§ What the task requires
If a record contains an image, leave the image out and repeat everything else exactly.

========================

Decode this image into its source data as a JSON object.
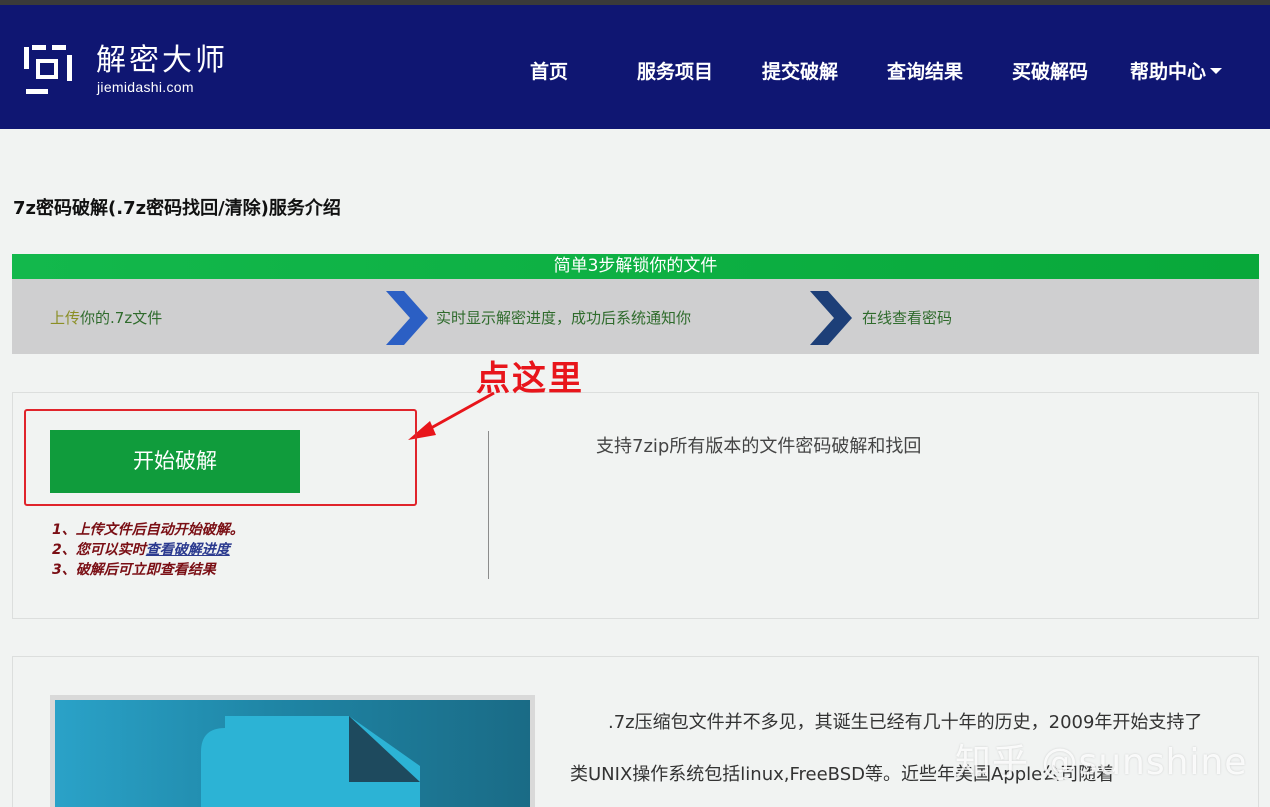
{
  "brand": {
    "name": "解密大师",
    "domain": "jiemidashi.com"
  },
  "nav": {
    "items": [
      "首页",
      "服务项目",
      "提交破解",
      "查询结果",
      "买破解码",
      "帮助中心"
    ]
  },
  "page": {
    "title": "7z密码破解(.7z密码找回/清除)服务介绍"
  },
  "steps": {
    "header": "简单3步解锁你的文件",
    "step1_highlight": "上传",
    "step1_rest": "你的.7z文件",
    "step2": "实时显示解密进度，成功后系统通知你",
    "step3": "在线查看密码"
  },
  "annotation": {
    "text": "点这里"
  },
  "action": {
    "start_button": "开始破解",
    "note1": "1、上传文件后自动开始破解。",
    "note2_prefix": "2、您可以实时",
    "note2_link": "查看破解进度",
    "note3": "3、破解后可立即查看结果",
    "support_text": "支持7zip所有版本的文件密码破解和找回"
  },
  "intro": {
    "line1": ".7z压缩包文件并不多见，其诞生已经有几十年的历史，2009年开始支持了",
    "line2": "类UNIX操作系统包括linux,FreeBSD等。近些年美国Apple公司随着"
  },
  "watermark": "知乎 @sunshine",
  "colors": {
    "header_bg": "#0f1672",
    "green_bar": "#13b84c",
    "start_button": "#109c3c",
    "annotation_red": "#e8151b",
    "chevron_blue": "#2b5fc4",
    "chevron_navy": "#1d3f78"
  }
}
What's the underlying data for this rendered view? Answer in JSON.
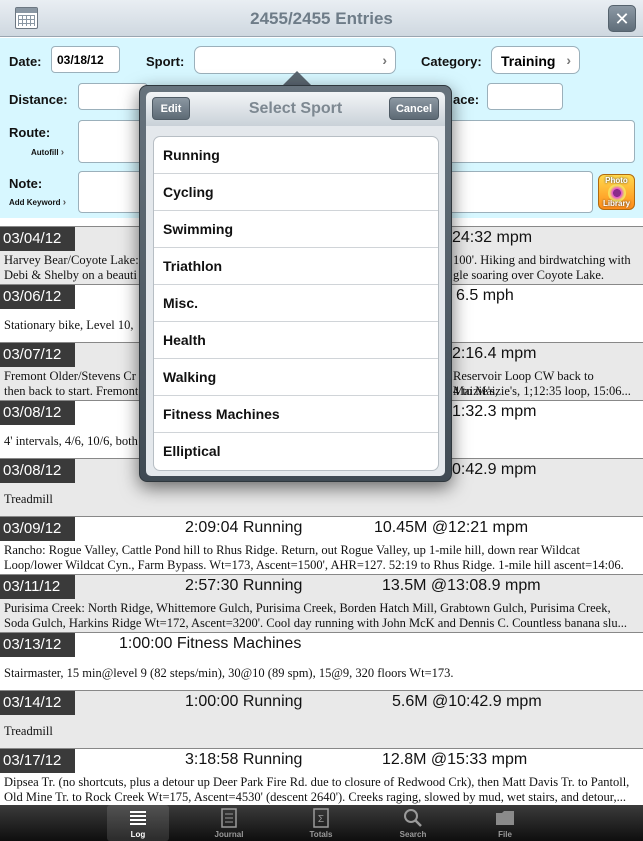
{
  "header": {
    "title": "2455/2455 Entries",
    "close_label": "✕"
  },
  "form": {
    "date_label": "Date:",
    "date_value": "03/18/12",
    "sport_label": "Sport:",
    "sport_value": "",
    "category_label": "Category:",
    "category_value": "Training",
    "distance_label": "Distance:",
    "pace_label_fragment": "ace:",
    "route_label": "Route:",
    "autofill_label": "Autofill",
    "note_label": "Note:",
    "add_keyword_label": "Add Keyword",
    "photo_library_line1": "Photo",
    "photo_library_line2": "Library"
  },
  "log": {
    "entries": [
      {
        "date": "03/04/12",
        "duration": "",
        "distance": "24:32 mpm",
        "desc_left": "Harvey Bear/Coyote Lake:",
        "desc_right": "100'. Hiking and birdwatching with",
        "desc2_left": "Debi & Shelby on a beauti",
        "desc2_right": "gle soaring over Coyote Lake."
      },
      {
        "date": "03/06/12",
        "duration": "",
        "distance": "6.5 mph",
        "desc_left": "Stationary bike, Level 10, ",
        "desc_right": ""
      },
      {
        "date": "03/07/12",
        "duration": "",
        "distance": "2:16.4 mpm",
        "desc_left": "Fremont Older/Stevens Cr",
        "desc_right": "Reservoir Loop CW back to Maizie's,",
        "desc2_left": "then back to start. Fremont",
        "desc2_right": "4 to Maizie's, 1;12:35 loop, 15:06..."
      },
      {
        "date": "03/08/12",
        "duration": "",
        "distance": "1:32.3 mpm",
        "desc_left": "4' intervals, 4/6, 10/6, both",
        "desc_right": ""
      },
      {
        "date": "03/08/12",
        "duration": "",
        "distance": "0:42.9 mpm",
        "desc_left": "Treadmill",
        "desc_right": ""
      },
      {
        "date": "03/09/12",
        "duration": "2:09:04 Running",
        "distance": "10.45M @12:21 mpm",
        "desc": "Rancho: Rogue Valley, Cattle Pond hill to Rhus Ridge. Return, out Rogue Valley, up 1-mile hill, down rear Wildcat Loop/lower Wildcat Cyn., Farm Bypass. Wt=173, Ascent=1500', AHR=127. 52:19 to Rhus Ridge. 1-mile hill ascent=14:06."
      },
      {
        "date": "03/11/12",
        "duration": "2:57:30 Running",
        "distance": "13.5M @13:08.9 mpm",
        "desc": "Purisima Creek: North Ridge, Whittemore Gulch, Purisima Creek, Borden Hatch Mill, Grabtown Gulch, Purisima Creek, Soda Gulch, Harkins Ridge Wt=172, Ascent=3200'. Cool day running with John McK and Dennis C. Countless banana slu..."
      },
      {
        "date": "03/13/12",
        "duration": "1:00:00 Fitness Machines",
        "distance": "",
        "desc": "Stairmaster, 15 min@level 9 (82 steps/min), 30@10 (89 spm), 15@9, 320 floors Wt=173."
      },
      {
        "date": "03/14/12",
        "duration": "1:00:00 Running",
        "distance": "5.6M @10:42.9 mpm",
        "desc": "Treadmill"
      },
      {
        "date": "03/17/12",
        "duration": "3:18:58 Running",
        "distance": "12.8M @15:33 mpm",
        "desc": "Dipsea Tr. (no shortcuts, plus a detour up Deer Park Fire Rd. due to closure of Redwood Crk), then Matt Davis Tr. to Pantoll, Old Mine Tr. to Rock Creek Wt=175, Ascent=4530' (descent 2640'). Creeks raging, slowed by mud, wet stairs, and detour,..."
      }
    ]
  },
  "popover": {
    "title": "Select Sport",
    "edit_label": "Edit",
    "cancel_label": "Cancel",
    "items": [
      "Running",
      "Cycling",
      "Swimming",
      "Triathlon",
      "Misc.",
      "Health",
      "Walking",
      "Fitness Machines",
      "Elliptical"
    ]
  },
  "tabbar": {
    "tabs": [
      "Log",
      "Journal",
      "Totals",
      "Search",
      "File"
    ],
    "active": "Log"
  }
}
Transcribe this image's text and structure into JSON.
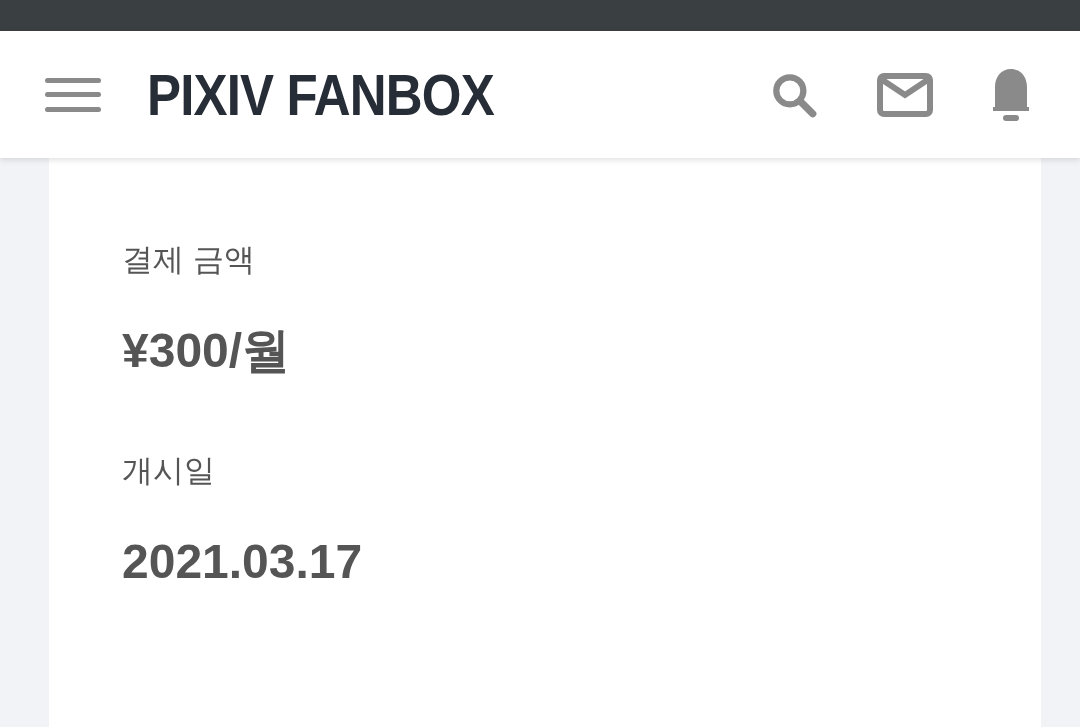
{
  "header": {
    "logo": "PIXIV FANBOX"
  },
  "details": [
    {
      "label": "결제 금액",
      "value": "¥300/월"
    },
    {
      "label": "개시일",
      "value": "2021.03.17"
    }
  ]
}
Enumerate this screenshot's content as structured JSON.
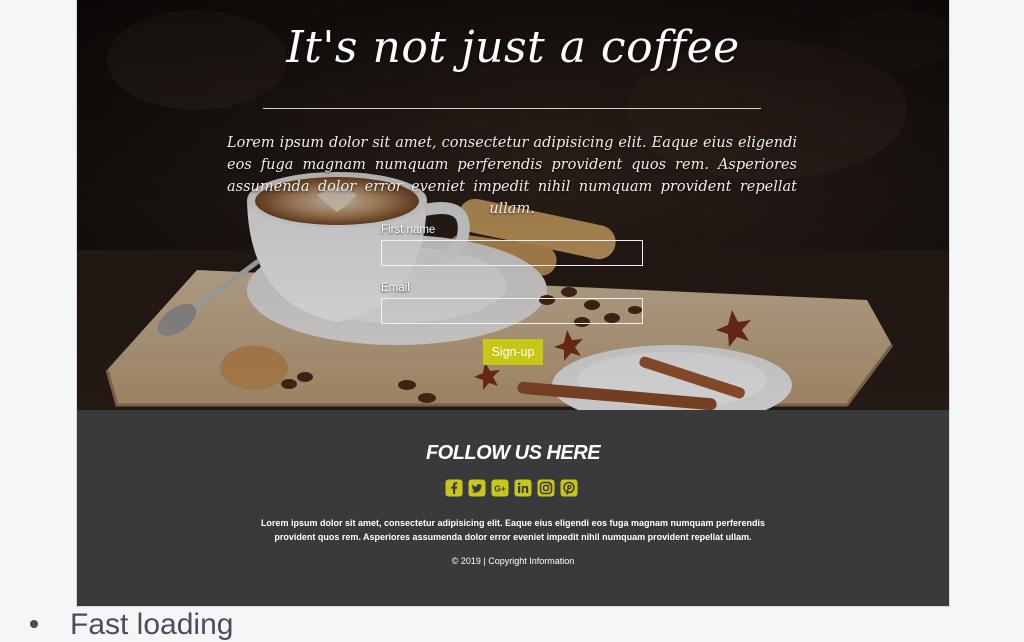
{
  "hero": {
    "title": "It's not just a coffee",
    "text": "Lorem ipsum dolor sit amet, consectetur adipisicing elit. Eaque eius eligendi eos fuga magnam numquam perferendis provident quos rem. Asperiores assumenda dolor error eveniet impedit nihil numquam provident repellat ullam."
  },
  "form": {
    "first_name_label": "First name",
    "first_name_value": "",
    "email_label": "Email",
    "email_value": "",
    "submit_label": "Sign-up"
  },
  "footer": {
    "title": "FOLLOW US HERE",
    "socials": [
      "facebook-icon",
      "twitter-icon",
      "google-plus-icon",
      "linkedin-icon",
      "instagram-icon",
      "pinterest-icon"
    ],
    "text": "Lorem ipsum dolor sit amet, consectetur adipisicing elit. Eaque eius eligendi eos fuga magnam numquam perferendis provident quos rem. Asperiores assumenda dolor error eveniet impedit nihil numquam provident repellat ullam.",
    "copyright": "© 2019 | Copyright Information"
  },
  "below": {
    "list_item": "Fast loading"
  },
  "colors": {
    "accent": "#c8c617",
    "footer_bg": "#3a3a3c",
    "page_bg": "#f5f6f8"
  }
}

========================

§ Written response
Decode this image into its source data as a JSON object.
{
  "brand": {
    "name": "解密大师",
    "domain": "jiemidashi.com"
  },
  "nav": {
    "items": [
      "首页",
      "服务项目",
      "提交破解",
      "查询结果",
      "买破解码",
      "帮助中心"
    ]
  },
  "page": {
    "title": "7z密码破解(.7z密码找回/清除)服务介绍"
  },
  "steps": {
    "header": "简单3步解锁你的文件",
    "step1_highlight": "上传",
    "step1_rest": "你的.7z文件",
    "step2": "实时显示解密进度，成功后系统通知你",
    "step3": "在线查看密码"
  },
  "annotation": {
    "text": "点这里"
  },
  "action": {
    "start_button": "开始破解",
    "note1": "1、上传文件后自动开始破解。",
    "note2_prefix": "2、您可以实时",
    "note2_link": "查看破解进度",
    "note3": "3、破解后可立即查看结果",
    "support_text": "支持7zip所有版本的文件密码破解和找回"
  },
  "intro": {
    "line1": ".7z压缩包文件并不多见，其诞生已经有几十年的历史，2009年开始支持了",
    "line2": "类UNIX操作系统包括linux,FreeBSD等。近些年美国Apple公司随着"
  },
  "watermark": "知乎 @sunshine",
  "colors": {
    "header_bg": "#0f1672",
    "green_bar": "#13b84c",
    "start_button": "#109c3c",
    "annotation_red": "#e8151b",
    "chevron_blue": "#2b5fc4",
    "chevron_navy": "#1d3f78"
  }
}
What's the underlying data for this rendered view? Answer in JSON.
{
  "header": {
    "title": "2455/2455 Entries",
    "close_label": "✕"
  },
  "form": {
    "date_label": "Date:",
    "date_value": "03/18/12",
    "sport_label": "Sport:",
    "sport_value": "",
    "category_label": "Category:",
    "category_value": "Training",
    "distance_label": "Distance:",
    "pace_label_fragment": "ace:",
    "route_label": "Route:",
    "autofill_label": "Autofill",
    "note_label": "Note:",
    "add_keyword_label": "Add Keyword",
    "photo_library_line1": "Photo",
    "photo_library_line2": "Library"
  },
  "log": {
    "entries": [
      {
        "date": "03/04/12",
        "duration": "",
        "distance": "24:32 mpm",
        "desc_left": "Harvey Bear/Coyote Lake:",
        "desc_right": "100'. Hiking and birdwatching with",
        "desc2_left": "Debi & Shelby on a beauti",
        "desc2_right": "gle soaring over Coyote Lake."
      },
      {
        "date": "03/06/12",
        "duration": "",
        "distance": "6.5 mph",
        "desc_left": "Stationary bike, Level 10, ",
        "desc_right": ""
      },
      {
        "date": "03/07/12",
        "duration": "",
        "distance": "2:16.4 mpm",
        "desc_left": "Fremont Older/Stevens Cr",
        "desc_right": "Reservoir Loop CW back to Maizie's,",
        "desc2_left": "then back to start. Fremont",
        "desc2_right": "4 to Maizie's, 1;12:35 loop, 15:06..."
      },
      {
        "date": "03/08/12",
        "duration": "",
        "distance": "1:32.3 mpm",
        "desc_left": "4' intervals, 4/6, 10/6, both",
        "desc_right": ""
      },
      {
        "date": "03/08/12",
        "duration": "",
        "distance": "0:42.9 mpm",
        "desc_left": "Treadmill",
        "desc_right": ""
      },
      {
        "date": "03/09/12",
        "duration": "2:09:04 Running",
        "distance": "10.45M @12:21 mpm",
        "desc": "Rancho: Rogue Valley, Cattle Pond hill to Rhus Ridge. Return, out Rogue Valley, up 1-mile hill, down rear Wildcat Loop/lower Wildcat Cyn., Farm Bypass. Wt=173, Ascent=1500', AHR=127. 52:19 to Rhus Ridge. 1-mile hill ascent=14:06."
      },
      {
        "date": "03/11/12",
        "duration": "2:57:30 Running",
        "distance": "13.5M @13:08.9 mpm",
        "desc": "Purisima Creek: North Ridge, Whittemore Gulch, Purisima Creek, Borden Hatch Mill, Grabtown Gulch, Purisima Creek, Soda Gulch, Harkins Ridge Wt=172, Ascent=3200'. Cool day running with John McK and Dennis C. Countless banana slu..."
      },
      {
        "date": "03/13/12",
        "duration": "1:00:00 Fitness Machines",
        "distance": "",
        "desc": "Stairmaster, 15 min@level 9 (82 steps/min), 30@10 (89 spm), 15@9, 320 floors Wt=173."
      },
      {
        "date": "03/14/12",
        "duration": "1:00:00 Running",
        "distance": "5.6M @10:42.9 mpm",
        "desc": "Treadmill"
      },
      {
        "date": "03/17/12",
        "duration": "3:18:58 Running",
        "distance": "12.8M @15:33 mpm",
        "desc": "Dipsea Tr. (no shortcuts, plus a detour up Deer Park Fire Rd. due to closure of Redwood Crk), then Matt Davis Tr. to Pantoll, Old Mine Tr. to Rock Creek Wt=175, Ascent=4530' (descent 2640'). Creeks raging, slowed by mud, wet stairs, and detour,..."
      }
    ]
  },
  "popover": {
    "title": "Select Sport",
    "edit_label": "Edit",
    "cancel_label": "Cancel",
    "items": [
      "Running",
      "Cycling",
      "Swimming",
      "Triathlon",
      "Misc.",
      "Health",
      "Walking",
      "Fitness Machines",
      "Elliptical"
    ]
  },
  "tabbar": {
    "tabs": [
      "Log",
      "Journal",
      "Totals",
      "Search",
      "File"
    ],
    "active": "Log"
  }
}
Transcribe this image's text and structure into JSON.
{
  "header": {
    "logo": "PIXIV FANBOX"
  },
  "details": [
    {
      "label": "결제 금액",
      "value": "¥300/월"
    },
    {
      "label": "개시일",
      "value": "2021.03.17"
    }
  ]
}
Enumerate this screenshot's content as structured JSON.
{
  "hero": {
    "title": "It's not just a coffee",
    "text": "Lorem ipsum dolor sit amet, consectetur adipisicing elit. Eaque eius eligendi eos fuga magnam numquam perferendis provident quos rem. Asperiores assumenda dolor error eveniet impedit nihil numquam provident repellat ullam."
  },
  "form": {
    "first_name_label": "First name",
    "first_name_value": "",
    "email_label": "Email",
    "email_value": "",
    "submit_label": "Sign-up"
  },
  "footer": {
    "title": "FOLLOW US HERE",
    "socials": [
      "facebook-icon",
      "twitter-icon",
      "google-plus-icon",
      "linkedin-icon",
      "instagram-icon",
      "pinterest-icon"
    ],
    "text": "Lorem ipsum dolor sit amet, consectetur adipisicing elit. Eaque eius eligendi eos fuga magnam numquam perferendis provident quos rem. Asperiores assumenda dolor error eveniet impedit nihil numquam provident repellat ullam.",
    "copyright": "© 2019 | Copyright Information"
  },
  "below": {
    "list_item": "Fast loading"
  },
  "colors": {
    "accent": "#c8c617",
    "footer_bg": "#3a3a3c",
    "page_bg": "#f5f6f8"
  }
}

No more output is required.